Entries taken from a collection
:::::

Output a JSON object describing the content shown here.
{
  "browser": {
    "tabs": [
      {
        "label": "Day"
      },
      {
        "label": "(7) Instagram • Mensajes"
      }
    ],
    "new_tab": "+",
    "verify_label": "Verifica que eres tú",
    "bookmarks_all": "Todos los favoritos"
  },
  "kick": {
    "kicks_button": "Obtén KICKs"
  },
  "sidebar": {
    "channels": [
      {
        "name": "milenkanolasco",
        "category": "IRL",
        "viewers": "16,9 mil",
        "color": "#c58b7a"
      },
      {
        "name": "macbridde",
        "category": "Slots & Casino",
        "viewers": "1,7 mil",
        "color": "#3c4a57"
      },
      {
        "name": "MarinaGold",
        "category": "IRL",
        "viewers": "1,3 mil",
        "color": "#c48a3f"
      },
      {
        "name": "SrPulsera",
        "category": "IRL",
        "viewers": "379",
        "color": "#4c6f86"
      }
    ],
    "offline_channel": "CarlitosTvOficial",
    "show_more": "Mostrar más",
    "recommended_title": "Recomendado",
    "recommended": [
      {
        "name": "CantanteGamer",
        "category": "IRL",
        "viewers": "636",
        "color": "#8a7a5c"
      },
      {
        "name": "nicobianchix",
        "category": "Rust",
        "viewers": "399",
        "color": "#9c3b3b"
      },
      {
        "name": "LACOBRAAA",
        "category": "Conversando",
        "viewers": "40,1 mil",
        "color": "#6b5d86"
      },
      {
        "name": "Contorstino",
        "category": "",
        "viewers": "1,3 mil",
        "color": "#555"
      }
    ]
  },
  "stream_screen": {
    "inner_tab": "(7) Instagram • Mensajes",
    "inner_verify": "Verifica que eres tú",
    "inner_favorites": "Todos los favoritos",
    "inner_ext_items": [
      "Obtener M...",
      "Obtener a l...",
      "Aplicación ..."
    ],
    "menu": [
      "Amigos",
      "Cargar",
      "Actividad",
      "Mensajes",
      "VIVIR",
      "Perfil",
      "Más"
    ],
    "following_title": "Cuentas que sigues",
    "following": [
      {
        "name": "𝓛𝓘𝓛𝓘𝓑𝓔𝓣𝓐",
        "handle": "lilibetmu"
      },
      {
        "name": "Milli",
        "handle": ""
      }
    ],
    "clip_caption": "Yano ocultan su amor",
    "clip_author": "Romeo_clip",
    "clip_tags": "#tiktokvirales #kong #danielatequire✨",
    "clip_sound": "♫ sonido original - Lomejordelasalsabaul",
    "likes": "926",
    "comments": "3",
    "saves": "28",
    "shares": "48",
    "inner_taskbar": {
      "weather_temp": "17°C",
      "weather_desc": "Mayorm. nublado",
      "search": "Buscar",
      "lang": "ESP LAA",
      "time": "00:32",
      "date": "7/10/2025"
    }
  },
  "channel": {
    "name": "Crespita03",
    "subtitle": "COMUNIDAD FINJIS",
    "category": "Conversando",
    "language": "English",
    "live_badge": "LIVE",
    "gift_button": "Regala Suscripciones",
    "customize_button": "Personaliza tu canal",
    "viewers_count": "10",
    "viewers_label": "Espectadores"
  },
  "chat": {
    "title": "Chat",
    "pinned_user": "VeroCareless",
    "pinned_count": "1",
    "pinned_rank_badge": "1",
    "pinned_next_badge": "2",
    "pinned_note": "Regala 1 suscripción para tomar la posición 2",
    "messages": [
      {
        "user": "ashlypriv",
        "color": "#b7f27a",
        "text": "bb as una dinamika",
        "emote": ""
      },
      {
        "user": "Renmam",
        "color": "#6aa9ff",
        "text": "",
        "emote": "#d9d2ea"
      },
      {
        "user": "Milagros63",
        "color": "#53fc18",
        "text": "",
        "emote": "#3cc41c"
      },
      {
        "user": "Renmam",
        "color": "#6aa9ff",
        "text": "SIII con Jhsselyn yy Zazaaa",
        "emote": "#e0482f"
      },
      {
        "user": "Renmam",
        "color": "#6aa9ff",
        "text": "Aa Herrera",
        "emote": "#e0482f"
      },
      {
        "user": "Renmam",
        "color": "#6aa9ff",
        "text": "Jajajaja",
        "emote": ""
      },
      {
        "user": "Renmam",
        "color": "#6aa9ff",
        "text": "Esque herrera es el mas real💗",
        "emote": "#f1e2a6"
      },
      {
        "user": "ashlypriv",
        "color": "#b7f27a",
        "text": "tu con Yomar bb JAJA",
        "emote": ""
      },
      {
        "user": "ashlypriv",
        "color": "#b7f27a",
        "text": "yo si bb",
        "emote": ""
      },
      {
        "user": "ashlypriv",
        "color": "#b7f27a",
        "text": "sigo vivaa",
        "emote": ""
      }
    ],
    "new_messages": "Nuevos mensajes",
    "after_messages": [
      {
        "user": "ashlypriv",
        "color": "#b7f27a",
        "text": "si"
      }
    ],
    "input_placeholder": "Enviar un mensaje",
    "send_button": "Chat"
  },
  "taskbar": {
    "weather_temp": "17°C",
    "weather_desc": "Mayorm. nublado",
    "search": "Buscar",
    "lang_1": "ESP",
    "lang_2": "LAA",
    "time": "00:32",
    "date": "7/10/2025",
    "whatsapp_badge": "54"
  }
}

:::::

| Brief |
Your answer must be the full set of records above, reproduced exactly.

| Response |
Output a JSON object describing the content shown here.
{
  "browser": {
    "tabs": [
      {
        "label": "Day"
      },
      {
        "label": "(7) Instagram • Mensajes"
      }
    ],
    "new_tab": "+",
    "verify_label": "Verifica que eres tú",
    "bookmarks_all": "Todos los favoritos"
  },
  "kick": {
    "kicks_button": "Obtén KICKs"
  },
  "sidebar": {
    "channels": [
      {
        "name": "milenkanolasco",
        "category": "IRL",
        "viewers": "16,9 mil",
        "color": "#c58b7a"
      },
      {
        "name": "macbridde",
        "category": "Slots & Casino",
        "viewers": "1,7 mil",
        "color": "#3c4a57"
      },
      {
        "name": "MarinaGold",
        "category": "IRL",
        "viewers": "1,3 mil",
        "color": "#c48a3f"
      },
      {
        "name": "SrPulsera",
        "category": "IRL",
        "viewers": "379",
        "color": "#4c6f86"
      }
    ],
    "offline_channel": "CarlitosTvOficial",
    "show_more": "Mostrar más",
    "recommended_title": "Recomendado",
    "recommended": [
      {
        "name": "CantanteGamer",
        "category": "IRL",
        "viewers": "636",
        "color": "#8a7a5c"
      },
      {
        "name": "nicobianchix",
        "category": "Rust",
        "viewers": "399",
        "color": "#9c3b3b"
      },
      {
        "name": "LACOBRAAA",
        "category": "Conversando",
        "viewers": "40,1 mil",
        "color": "#6b5d86"
      },
      {
        "name": "Contorstino",
        "category": "",
        "viewers": "1,3 mil",
        "color": "#555"
      }
    ]
  },
  "stream_screen": {
    "inner_tab": "(7) Instagram • Mensajes",
    "inner_verify": "Verifica que eres tú",
    "inner_favorites": "Todos los favoritos",
    "inner_ext_items": [
      "Obtener M...",
      "Obtener a l...",
      "Aplicación ..."
    ],
    "menu": [
      "Amigos",
      "Cargar",
      "Actividad",
      "Mensajes",
      "VIVIR",
      "Perfil",
      "Más"
    ],
    "following_title": "Cuentas que sigues",
    "following": [
      {
        "name": "𝓛𝓘𝓛𝓘𝓑𝓔𝓣𝓐",
        "handle": "lilibetmu"
      },
      {
        "name": "Milli",
        "handle": ""
      }
    ],
    "clip_caption": "Yano ocultan su amor",
    "clip_author": "Romeo_clip",
    "clip_tags": "#tiktokvirales #kong #danielatequire✨",
    "clip_sound": "♫ sonido original - Lomejordelasalsabaul",
    "likes": "926",
    "comments": "3",
    "saves": "28",
    "shares": "48",
    "inner_taskbar": {
      "weather_temp": "17°C",
      "weather_desc": "Mayorm. nublado",
      "search": "Buscar",
      "lang": "ESP LAA",
      "time": "00:32",
      "date": "7/10/2025"
    }
  },
  "channel": {
    "name": "Crespita03",
    "subtitle": "COMUNIDAD FINJIS",
    "category": "Conversando",
    "language": "English",
    "live_badge": "LIVE",
    "gift_button": "Regala Suscripciones",
    "customize_button": "Personaliza tu canal",
    "viewers_count": "10",
    "viewers_label": "Espectadores"
  },
  "chat": {
    "title": "Chat",
    "pinned_user": "VeroCareless",
    "pinned_count": "1",
    "pinned_rank_badge": "1",
    "pinned_next_badge": "2",
    "pinned_note": "Regala 1 suscripción para tomar la posición 2",
    "messages": [
      {
        "user": "ashlypriv",
        "color": "#b7f27a",
        "text": "bb as una dinamika",
        "emote": ""
      },
      {
        "user": "Renmam",
        "color": "#6aa9ff",
        "text": "",
        "emote": "#d9d2ea"
      },
      {
        "user": "Milagros63",
        "color": "#53fc18",
        "text": "",
        "emote": "#3cc41c"
      },
      {
        "user": "Renmam",
        "color": "#6aa9ff",
        "text": "SIII con Jhsselyn yy Zazaaa",
        "emote": "#e0482f"
      },
      {
        "user": "Renmam",
        "color": "#6aa9ff",
        "text": "Aa Herrera",
        "emote": "#e0482f"
      },
      {
        "user": "Renmam",
        "color": "#6aa9ff",
        "text": "Jajajaja",
        "emote": ""
      },
      {
        "user": "Renmam",
        "color": "#6aa9ff",
        "text": "Esque herrera es el mas real💗",
        "emote": "#f1e2a6"
      },
      {
        "user": "ashlypriv",
        "color": "#b7f27a",
        "text": "tu con Yomar bb JAJA",
        "emote": ""
      },
      {
        "user": "ashlypriv",
        "color": "#b7f27a",
        "text": "yo si bb",
        "emote": ""
      },
      {
        "user": "ashlypriv",
        "color": "#b7f27a",
        "text": "sigo vivaa",
        "emote": ""
      }
    ],
    "new_messages": "Nuevos mensajes",
    "after_messages": [
      {
        "user": "ashlypriv",
        "color": "#b7f27a",
        "text": "si"
      }
    ],
    "input_placeholder": "Enviar un mensaje",
    "send_button": "Chat"
  },
  "taskbar": {
    "weather_temp": "17°C",
    "weather_desc": "Mayorm. nublado",
    "search": "Buscar",
    "lang_1": "ESP",
    "lang_2": "LAA",
    "time": "00:32",
    "date": "7/10/2025",
    "whatsapp_badge": "54"
  }
}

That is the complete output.